“Dear brothers and sisters! Hearing the life stories of these two heroes of faith, these Saints whom we honor today, let us ask ourselves: are we seeking to come over to God? And if we are, what are we bringing to the Lord? St. Barbara offered Him her youth, her faith and all her life. St. John of Damascus offered Him his talent, his faith, his endeavors of asceticism, and finally, also his life. God gave us life, all various gifts both physical and spiritual. Let us in return bring him our gifts of faith, hope and love. Let us give Him thanks. Let us give Him prayers, fasting and works of charity.”
“This time of preparation for Christmas is known to be a time of giving gifts. One of our Nativity hymns says: “What shall we offer Thee, o Christ, Who for our sakes hast appeared on earth as a man? Every creature made by Thou offers Thee thanks: the Angels offer a hymn; the heavens, a star; the Wise Men, gifts; the shepherds, their wonder; the earth, its cave; the wilderness, a manger, and we offer Thee a Virgin Mother!” Yes, human race offered Him the Blessed Mother. But each one of us should offer his or her faith, gratefulness, piety and love. This would be a proper return to God and coming over to Him and His Kingdom.”

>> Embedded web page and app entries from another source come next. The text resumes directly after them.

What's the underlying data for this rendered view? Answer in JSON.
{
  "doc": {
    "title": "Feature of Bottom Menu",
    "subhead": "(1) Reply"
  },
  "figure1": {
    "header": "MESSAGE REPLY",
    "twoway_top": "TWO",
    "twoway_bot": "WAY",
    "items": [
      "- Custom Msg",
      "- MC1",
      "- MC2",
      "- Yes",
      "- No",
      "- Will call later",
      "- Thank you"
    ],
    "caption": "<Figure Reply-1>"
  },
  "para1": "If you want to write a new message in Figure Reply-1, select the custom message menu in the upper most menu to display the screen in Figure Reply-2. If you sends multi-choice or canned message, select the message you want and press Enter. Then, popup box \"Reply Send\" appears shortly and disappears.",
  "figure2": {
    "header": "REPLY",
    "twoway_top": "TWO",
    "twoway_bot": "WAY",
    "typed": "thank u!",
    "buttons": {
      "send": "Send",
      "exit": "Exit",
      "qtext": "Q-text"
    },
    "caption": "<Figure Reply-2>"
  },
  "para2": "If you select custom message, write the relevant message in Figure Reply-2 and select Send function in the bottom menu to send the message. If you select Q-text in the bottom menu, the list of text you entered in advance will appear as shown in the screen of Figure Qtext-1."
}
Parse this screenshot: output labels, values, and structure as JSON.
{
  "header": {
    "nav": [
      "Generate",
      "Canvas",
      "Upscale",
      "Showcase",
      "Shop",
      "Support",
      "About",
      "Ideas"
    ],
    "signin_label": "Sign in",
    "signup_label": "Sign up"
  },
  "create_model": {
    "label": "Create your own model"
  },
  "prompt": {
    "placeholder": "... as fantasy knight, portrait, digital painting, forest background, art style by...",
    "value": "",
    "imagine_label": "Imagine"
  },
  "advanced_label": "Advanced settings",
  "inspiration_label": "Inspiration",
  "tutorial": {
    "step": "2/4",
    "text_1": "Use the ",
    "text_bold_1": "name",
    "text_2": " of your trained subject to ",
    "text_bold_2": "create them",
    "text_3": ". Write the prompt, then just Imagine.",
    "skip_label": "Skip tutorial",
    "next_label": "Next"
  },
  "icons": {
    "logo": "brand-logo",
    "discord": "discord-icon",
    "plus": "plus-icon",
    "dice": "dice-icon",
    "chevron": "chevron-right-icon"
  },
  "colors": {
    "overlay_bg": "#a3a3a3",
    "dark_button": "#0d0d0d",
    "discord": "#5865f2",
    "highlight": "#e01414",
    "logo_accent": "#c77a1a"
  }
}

The choir prayerfully performed hymns dedicated to St. Barbara during preparation for Holy Communion.

After the dismissal of the Liturgy the Rector preached a short sermon in Russian conveying the ideas of his English homily. He also congratulated our Sacristan and altar server Andrew Malyshev on the occasion of his past name day wishing him God’s blessings, a warm intercession of Holy Apostle Andrew, great success in his service to the Church and many happy years. A traditional Polychronion (“Mnogaia leta!”) was proclaimed.

Following the Liturgy the Rector performed a Memorial service (Litia) requested to commemorate the deceased members of the Malyshev family.